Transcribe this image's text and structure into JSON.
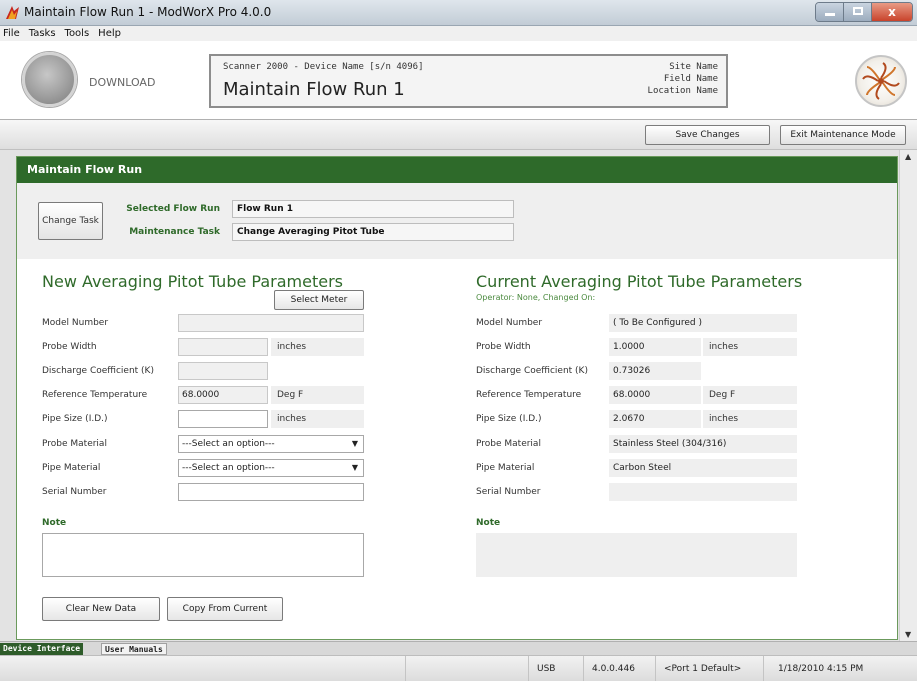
{
  "window": {
    "title": "Maintain Flow Run 1 - ModWorX Pro 4.0.0",
    "close_glyph": "x"
  },
  "menu": {
    "items": [
      "File",
      "Tasks",
      "Tools",
      "Help"
    ]
  },
  "header": {
    "download_label": "DOWNLOAD",
    "device_name": "Scanner 2000 - Device Name [s/n 4096]",
    "screen_title": "Maintain Flow Run 1",
    "site_name": "Site Name",
    "field_name": "Field Name",
    "location_name": "Location Name"
  },
  "toolbar": {
    "save_label": "Save Changes",
    "exit_label": "Exit Maintenance Mode"
  },
  "panel": {
    "title": "Maintain Flow Run",
    "change_task_label": "Change Task",
    "selected_flow_run_label": "Selected Flow Run",
    "selected_flow_run_value": "Flow Run 1",
    "maintenance_task_label": "Maintenance Task",
    "maintenance_task_value": "Change Averaging Pitot Tube"
  },
  "new_params": {
    "title": "New Averaging Pitot Tube Parameters",
    "select_meter_label": "Select Meter",
    "fields": {
      "model_number": "Model Number",
      "probe_width": "Probe Width",
      "discharge_coeff": "Discharge Coefficient (K)",
      "reference_temp": "Reference Temperature",
      "pipe_size": "Pipe Size (I.D.)",
      "probe_material": "Probe Material",
      "pipe_material": "Pipe Material",
      "serial_number": "Serial Number"
    },
    "values": {
      "reference_temp": "68.0000",
      "probe_material": "---Select an option---",
      "pipe_material": "---Select an option---"
    },
    "units": {
      "probe_width": "inches",
      "reference_temp": "Deg F",
      "pipe_size": "inches"
    },
    "note_label": "Note",
    "clear_label": "Clear New Data",
    "copy_label": "Copy From Current"
  },
  "current_params": {
    "title": "Current Averaging Pitot Tube Parameters",
    "operator": "Operator: None, Changed On:",
    "fields": {
      "model_number": "Model Number",
      "probe_width": "Probe Width",
      "discharge_coeff": "Discharge Coefficient (K)",
      "reference_temp": "Reference Temperature",
      "pipe_size": "Pipe Size (I.D.)",
      "probe_material": "Probe Material",
      "pipe_material": "Pipe Material",
      "serial_number": "Serial Number"
    },
    "values": {
      "model_number": "( To Be Configured )",
      "probe_width": "1.0000",
      "discharge_coeff": "0.73026",
      "reference_temp": "68.0000",
      "pipe_size": "2.0670",
      "probe_material": "Stainless Steel (304/316)",
      "pipe_material": "Carbon Steel"
    },
    "units": {
      "probe_width": "inches",
      "reference_temp": "Deg F",
      "pipe_size": "inches"
    },
    "note_label": "Note"
  },
  "tabs": {
    "device_interface": "Device Interface",
    "user_manuals": "User Manuals"
  },
  "status": {
    "connection": "USB",
    "version": "4.0.0.446",
    "port": "<Port 1 Default>",
    "datetime": "1/18/2010 4:15 PM"
  },
  "colors": {
    "accent_green": "#2e6a2a",
    "label_green": "#2f6a2a"
  }
}
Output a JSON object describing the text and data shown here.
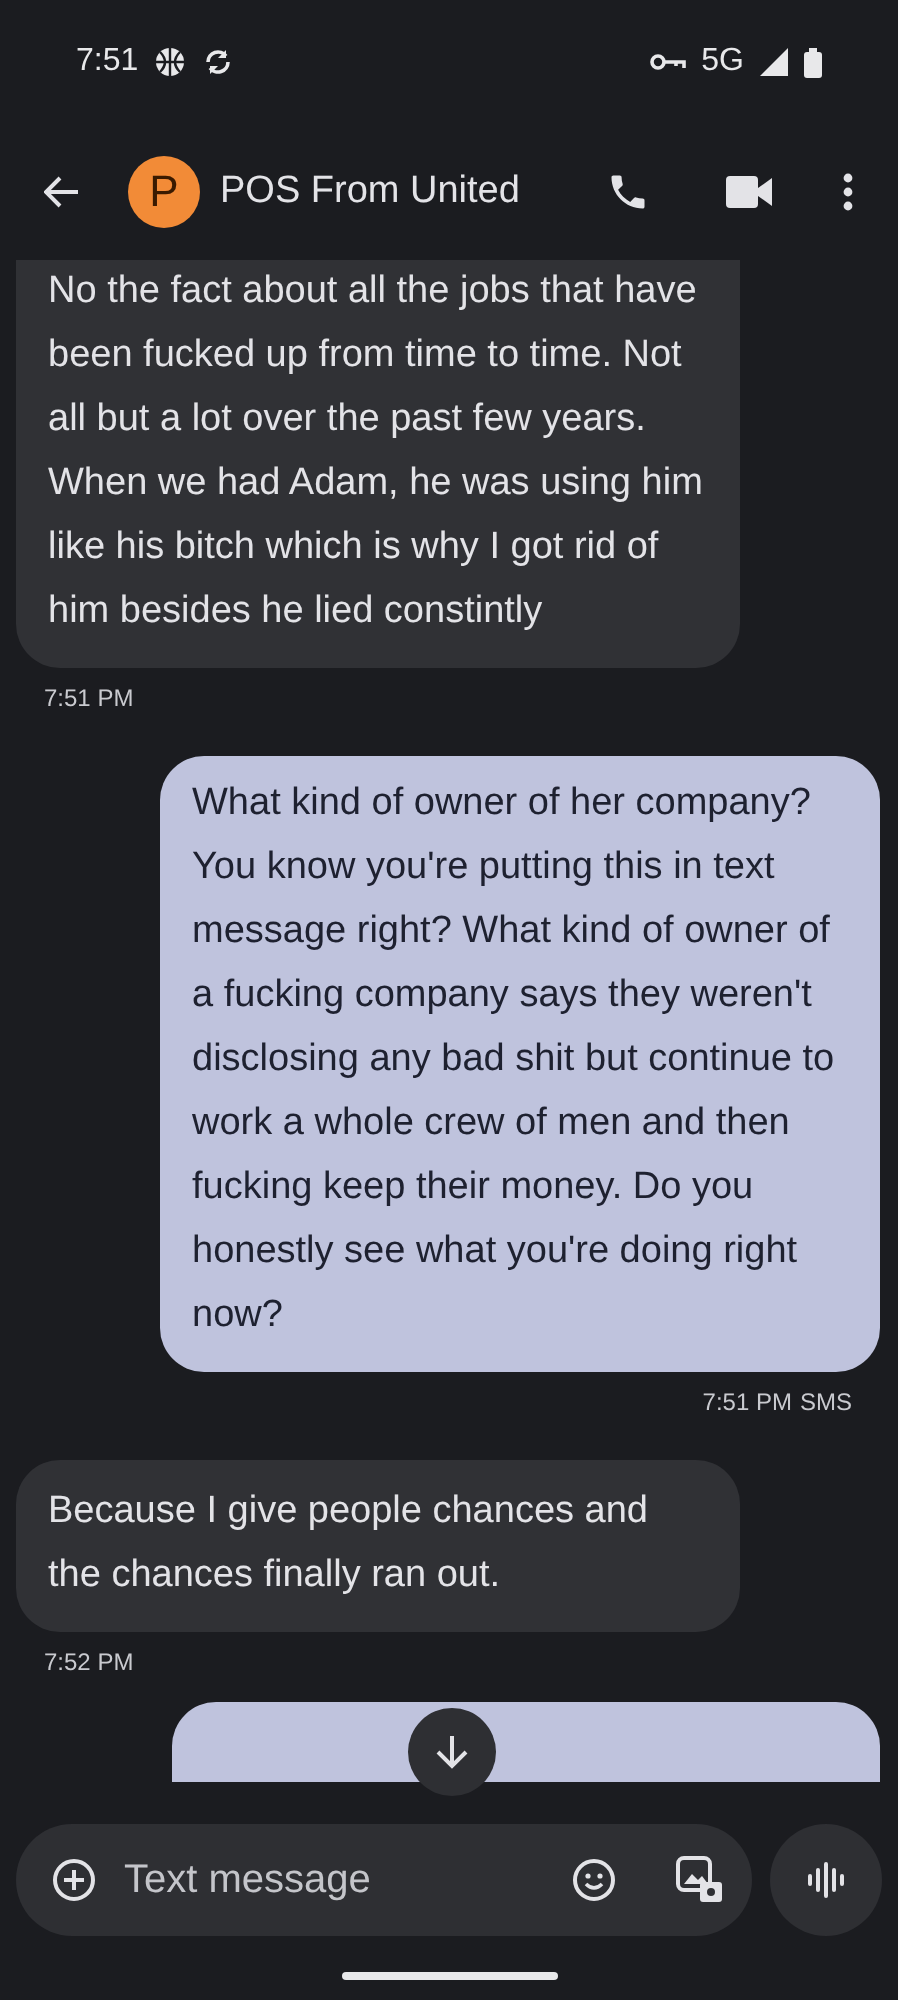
{
  "status_bar": {
    "time": "7:51",
    "network": "5G"
  },
  "header": {
    "avatar_letter": "P",
    "contact": "POS From United"
  },
  "messages": [
    {
      "kind": "incoming",
      "text": "No the fact about all the jobs that have been fucked up from time to time. Not all but a lot over the past few years. When we had Adam, he was using him like his bitch which is why I got rid of him besides he lied constintly",
      "timestamp": "7:51 PM"
    },
    {
      "kind": "outgoing",
      "text": "What kind of owner of her company? You know you're putting this in text message right? What kind of owner of a fucking company says they weren't disclosing any bad shit but continue to work a whole crew of men and then fucking keep their money. Do you honestly see what you're doing right now?",
      "timestamp": "7:51 PM",
      "transport": "SMS"
    },
    {
      "kind": "incoming",
      "text": "Because I give people chances and the chances finally ran out.",
      "timestamp": "7:52 PM"
    }
  ],
  "composer": {
    "placeholder": "Text message"
  }
}
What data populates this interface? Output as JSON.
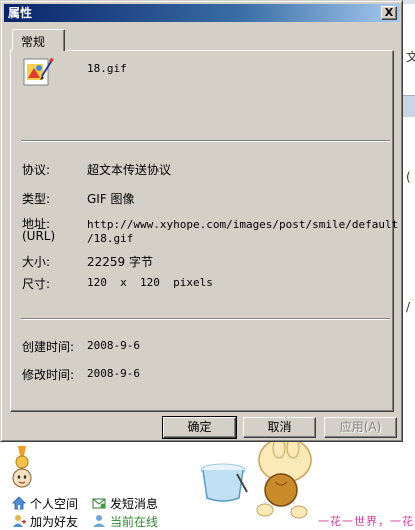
{
  "dialog": {
    "title": "属性",
    "close_glyph": "X",
    "tab_label": "常规",
    "file_name": "18.gif",
    "properties": {
      "protocol_label": "协议:",
      "protocol_value": "超文本传送协议",
      "type_label": "类型:",
      "type_value": "GIF 图像",
      "address_label": "地址:",
      "address_label_sub": "(URL)",
      "address_line1": "http://www.xyhope.com/images/post/smile/default",
      "address_line2": "/18.gif",
      "size_label": "大小:",
      "size_value": "22259 字节",
      "dimensions_label": "尺寸:",
      "dimensions_value": "120  x  120  pixels",
      "created_label": "创建时间:",
      "created_value": "2008-9-6",
      "modified_label": "修改时间:",
      "modified_value": "2008-9-6"
    },
    "buttons": {
      "ok": "确定",
      "cancel": "取消",
      "apply": "应用(A)"
    }
  },
  "background": {
    "right_chars": [
      "文",
      "(",
      "/"
    ],
    "links": {
      "personal_space": "个人空间",
      "send_message": "发短消息",
      "add_friend": "加为好友",
      "online_status": "当前在线"
    },
    "slogan": "一花一世界，一花"
  },
  "icons": {
    "file": "gif-image-file-icon",
    "home": "home-icon",
    "message": "message-icon",
    "add_friend": "add-friend-icon",
    "online": "online-user-icon"
  },
  "colors": {
    "title_start": "#0a246a",
    "title_end": "#a6caf0",
    "dialog_face": "#d4d0c8",
    "online_text": "#2d8a2d",
    "slogan": "#d63c9a"
  }
}
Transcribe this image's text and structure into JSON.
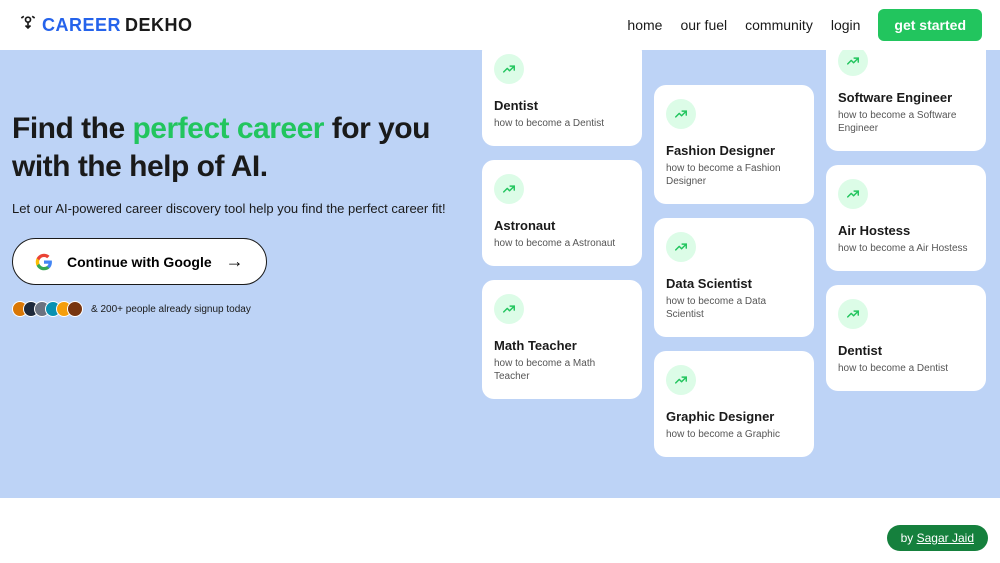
{
  "brand": {
    "part1": "CAREER",
    "part2": "DEKHO"
  },
  "nav": {
    "home": "home",
    "fuel": "our fuel",
    "community": "community",
    "login": "login",
    "cta": "get started"
  },
  "hero": {
    "h1a": "Find the ",
    "h1b": "perfect career",
    "h1c": " for you with the help of AI.",
    "sub": "Let our AI-powered career discovery tool help you find the perfect career fit!",
    "google": "Continue with Google",
    "social": "& 200+ people already signup today"
  },
  "cards": {
    "c0": {
      "title": "Dentist",
      "sub": "how to become a Dentist"
    },
    "c1": {
      "title": "Astronaut",
      "sub": "how to become a Astronaut"
    },
    "c2": {
      "title": "Math Teacher",
      "sub": "how to become a Math Teacher"
    },
    "c3": {
      "title": "Fashion Designer",
      "sub": "how to become a Fashion Designer"
    },
    "c4": {
      "title": "Data Scientist",
      "sub": "how to become a Data Scientist"
    },
    "c5": {
      "title": "Graphic Designer",
      "sub": "how to become a Graphic"
    },
    "c6": {
      "title": "Software Engineer",
      "sub": "how to become a Software Engineer"
    },
    "c7": {
      "title": "Air Hostess",
      "sub": "how to become a Air Hostess"
    },
    "c8": {
      "title": "Dentist",
      "sub": "how to become a Dentist"
    }
  },
  "credit": {
    "by": "by ",
    "name": "Sagar Jaid"
  },
  "colors": {
    "avatars": [
      "#d97706",
      "#1e293b",
      "#6b7280",
      "#0891b2",
      "#f59e0b",
      "#78350f"
    ]
  }
}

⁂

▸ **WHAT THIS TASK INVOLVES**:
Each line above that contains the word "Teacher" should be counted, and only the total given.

▸ **REPLY**:
2